Moral: Moral issues are a vital part of many of the topics covered in Geography. We look at how the development of cites has put pressure on wildlife and the rural-urban fringe. At GCSE, we cover the issues of an ever-increasing population and the different approaches taken by countries to tackle the problem. Examples include the ‘one child policy’ in China, the education of women in India and the aging population in the UK. We explore issues of poverty and the development of shanty towns and the issues in geopolitics. Students study the moral dilemmas of globalisation and the consequences of it on global warming.
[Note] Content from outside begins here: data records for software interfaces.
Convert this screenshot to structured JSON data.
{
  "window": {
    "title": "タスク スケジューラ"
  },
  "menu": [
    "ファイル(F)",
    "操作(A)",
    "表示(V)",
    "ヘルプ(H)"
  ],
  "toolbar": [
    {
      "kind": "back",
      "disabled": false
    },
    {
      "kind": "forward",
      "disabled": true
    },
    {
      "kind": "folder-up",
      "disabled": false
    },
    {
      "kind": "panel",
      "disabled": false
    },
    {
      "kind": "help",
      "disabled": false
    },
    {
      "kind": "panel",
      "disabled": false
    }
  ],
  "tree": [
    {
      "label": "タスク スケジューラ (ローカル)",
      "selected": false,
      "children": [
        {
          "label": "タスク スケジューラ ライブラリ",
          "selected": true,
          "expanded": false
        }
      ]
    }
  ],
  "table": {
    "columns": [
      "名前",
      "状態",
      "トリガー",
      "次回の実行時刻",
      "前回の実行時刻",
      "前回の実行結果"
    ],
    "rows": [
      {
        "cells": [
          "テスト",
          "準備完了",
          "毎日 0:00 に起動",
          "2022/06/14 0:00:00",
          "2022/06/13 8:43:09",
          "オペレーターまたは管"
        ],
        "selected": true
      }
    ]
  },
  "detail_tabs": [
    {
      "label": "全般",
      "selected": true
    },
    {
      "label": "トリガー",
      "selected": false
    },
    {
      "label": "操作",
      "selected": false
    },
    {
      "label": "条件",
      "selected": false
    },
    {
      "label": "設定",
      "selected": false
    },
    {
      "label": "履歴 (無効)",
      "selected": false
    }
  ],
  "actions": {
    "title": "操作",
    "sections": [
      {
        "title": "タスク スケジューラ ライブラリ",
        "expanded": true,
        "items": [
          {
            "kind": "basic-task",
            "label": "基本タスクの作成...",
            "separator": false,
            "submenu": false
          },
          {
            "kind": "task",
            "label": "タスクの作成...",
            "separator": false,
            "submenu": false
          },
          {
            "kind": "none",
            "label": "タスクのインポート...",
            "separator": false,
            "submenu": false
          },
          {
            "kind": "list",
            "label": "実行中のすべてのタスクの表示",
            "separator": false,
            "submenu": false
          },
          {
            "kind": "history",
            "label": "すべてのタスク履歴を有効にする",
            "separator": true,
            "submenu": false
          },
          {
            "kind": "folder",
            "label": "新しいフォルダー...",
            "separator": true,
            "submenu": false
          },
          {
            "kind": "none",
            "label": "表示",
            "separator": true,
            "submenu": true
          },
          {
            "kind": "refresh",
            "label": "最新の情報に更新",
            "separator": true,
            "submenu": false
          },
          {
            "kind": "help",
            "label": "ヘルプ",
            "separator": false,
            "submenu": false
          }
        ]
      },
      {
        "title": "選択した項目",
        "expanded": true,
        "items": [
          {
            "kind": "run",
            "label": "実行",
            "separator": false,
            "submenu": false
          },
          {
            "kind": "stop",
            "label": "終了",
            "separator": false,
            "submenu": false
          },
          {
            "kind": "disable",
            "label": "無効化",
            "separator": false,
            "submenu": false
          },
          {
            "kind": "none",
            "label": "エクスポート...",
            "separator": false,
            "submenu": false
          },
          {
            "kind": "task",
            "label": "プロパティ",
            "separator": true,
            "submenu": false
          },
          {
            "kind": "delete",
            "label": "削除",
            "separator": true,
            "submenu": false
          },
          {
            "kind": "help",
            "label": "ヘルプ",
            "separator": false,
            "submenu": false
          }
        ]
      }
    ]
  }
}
Spiritual: The study of Geography is promoting a sense of wonder and fascination with the physical and human world. An understanding of scale is an important aspect of Geography and how small changes in climate can have far-reaching consequences. Pupils develop an understanding that all life is linked together and create the processes that make Earth the only known inhabited planet. Pupils reflect on the long and short term impacts noting the rights and wrongs linking into the value of justice. The value of stewardship is covered looking at reduce, reuse and recycle.

Cultural: We look at how different cultures and beliefs can impact on issues such as birth control. Students look at the development of settlement within the United Kingdom. At GCSE pupils look at different places such as India and China and are introduced to their customs and traditions allowing pupils to develop their humility and an understanding of the world as a global community.

 

How does the subject challenge more able pupils?

All planning incorporates the GCSE skills throughout Key Stage 3, using the skills audit to ensure we prepare students to make progress at GCSE. We use ‘challenge’ activities in all lessons and teachers all use data to identify the more able pupils.

 

What provision is made for pupils with SEND?

Schemes of learning are planned using SEND ‘pupil passport’ recommendations for activities for a wide range of SEND needs such as Powerpoints with blue text on a yellow background, no use of Italics or underlining. Activities are scaffolded and key term lists made to support students. All teachers use seating plans with data and pupil passports to plan for students on an individual basis.

 

Enrichment and extra-curricular opportunities

There are weekly after-school revision sessions for GCSE students. Fieldwork will be embedded into the Key Stage 3 curriculum in 2020-21.

 

Useful websites

https://qualifications.pearson.com/en/qualifications/edexcel-gcses/geography-b-2016.html

https://www.bbc.co.uk/bitesize/examspecs/zsytxsg

https://www.senecalearning.com/en-GB/